The installation of the Sentry Mesh is easy. You just need to open a 5.25” bay on your case, put the panel in place, attach the screws, and connect the fans to the cables.

Figure 6 presents the product cables. The power cable, shown at the right side, must be connected to the power supply. The fan connectors are three-pin ones, without the rpm sensing pin.

The NZXT Sentry Mesh is not compatible with fans that use a four-pin standard peripheral power connector (“Molex”) or a micro four-pin connector (PWM fans).

NZXT Sentry MeshFigure 6: Cables

[nextpage title=”Operation”]

The operation of the NZXT Sentry Mesh is extremely easy and intuitive. You just need to slide each potentiometer up and down in order to control the speed of the respective fan. At the upper position the fan will be at full speed, and at the lower position it will be running at approximately 40% power.

The controller also has a white LED at the right, which indicates that the panel is powered on.

A problem we found with this controller is that it doesn’t sense the fan in any way. There is no indication that each fan is actually spinning, so if a fan were disconnected, blocked or burned, you will not know it unless you open your case and check the fan on your own.

NZXT Sentry MeshFigure 7: The Sentry Mesh working

[nextpage title=”Main Specifications”]

The main specifications for the NZXT Sentry Mesh fan controller include:

  • Front Panel: Plastic
  • Temperature sensors: None
  • Fans controlled: Five
  • USB ports: None
  • e-SATA ports: None
  • Used bays: One 5.25” bay
  • Maximum fan power: 30 W per channel
  • More information: https://www.nzxt.com
  • Average price in the US*: USD 27.00

* Researched at Newegg.com on the day we published this review.

[nextpage title=”Conclusions”]

The NZXT Sentry Mesh is about simplicity and functionality. It is no more than a simple fan controller, but it is awesome in this role, with a very intuitive operation.

Those of you who like flashy gadgets with lights, colors, and lots of functions, should look for another product.
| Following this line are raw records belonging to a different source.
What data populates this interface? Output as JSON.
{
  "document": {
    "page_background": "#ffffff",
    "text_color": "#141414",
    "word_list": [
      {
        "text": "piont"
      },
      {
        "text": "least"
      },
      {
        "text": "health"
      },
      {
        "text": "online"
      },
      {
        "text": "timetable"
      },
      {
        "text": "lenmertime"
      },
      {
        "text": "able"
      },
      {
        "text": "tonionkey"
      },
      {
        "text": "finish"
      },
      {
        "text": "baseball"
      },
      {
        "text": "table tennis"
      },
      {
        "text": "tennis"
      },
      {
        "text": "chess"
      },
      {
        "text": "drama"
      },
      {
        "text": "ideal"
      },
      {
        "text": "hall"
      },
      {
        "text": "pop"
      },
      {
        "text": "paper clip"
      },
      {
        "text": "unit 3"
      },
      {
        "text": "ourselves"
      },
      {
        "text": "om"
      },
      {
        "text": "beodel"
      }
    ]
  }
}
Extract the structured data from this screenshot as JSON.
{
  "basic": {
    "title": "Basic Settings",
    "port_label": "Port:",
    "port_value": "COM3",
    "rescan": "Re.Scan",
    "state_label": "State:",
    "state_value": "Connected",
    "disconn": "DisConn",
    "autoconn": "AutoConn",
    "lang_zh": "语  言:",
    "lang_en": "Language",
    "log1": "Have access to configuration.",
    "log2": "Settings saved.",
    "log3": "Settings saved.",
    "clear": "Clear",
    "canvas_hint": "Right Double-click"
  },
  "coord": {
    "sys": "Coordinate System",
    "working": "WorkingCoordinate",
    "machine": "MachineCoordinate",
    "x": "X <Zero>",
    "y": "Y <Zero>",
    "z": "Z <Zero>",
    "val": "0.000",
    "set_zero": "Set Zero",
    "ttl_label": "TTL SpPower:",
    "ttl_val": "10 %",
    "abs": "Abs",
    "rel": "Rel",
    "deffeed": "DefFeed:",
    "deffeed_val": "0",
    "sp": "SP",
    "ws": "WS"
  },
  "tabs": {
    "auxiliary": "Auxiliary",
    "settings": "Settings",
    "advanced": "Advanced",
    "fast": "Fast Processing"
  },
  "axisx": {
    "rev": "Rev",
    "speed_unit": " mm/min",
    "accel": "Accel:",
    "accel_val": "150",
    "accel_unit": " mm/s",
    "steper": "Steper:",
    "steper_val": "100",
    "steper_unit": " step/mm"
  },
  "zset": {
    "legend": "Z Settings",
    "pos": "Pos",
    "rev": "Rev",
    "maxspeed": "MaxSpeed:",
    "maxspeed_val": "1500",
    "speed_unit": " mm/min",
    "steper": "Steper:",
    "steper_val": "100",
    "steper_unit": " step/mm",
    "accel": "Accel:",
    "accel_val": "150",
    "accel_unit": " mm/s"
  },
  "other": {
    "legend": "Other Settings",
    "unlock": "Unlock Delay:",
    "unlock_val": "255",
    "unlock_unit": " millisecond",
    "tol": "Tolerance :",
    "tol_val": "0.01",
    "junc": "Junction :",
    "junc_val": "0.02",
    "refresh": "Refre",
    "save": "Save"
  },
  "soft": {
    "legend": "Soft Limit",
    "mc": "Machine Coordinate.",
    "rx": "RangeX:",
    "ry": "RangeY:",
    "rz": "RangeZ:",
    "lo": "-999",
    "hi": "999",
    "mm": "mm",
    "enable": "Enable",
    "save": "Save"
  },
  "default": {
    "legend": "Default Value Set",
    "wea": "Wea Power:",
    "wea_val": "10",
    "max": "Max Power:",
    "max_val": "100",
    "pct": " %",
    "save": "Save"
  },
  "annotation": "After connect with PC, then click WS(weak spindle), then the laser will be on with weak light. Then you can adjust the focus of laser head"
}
But if you just want to buy a great and inexpensive fan controller that simply controls your fans, the NZXT Sentry Mesh is the choice for you.

Strong Points

  • Simple and intuitive to use
  • Great looks (if you like black meshed panels)
  • You can remove unused cables
  • Controls an awesome 30 W per channel

Weak Points

  • Cannot turn off a fan
  • Supports only fans with three-pin connectors
  • There is no indication of the fan’s actual state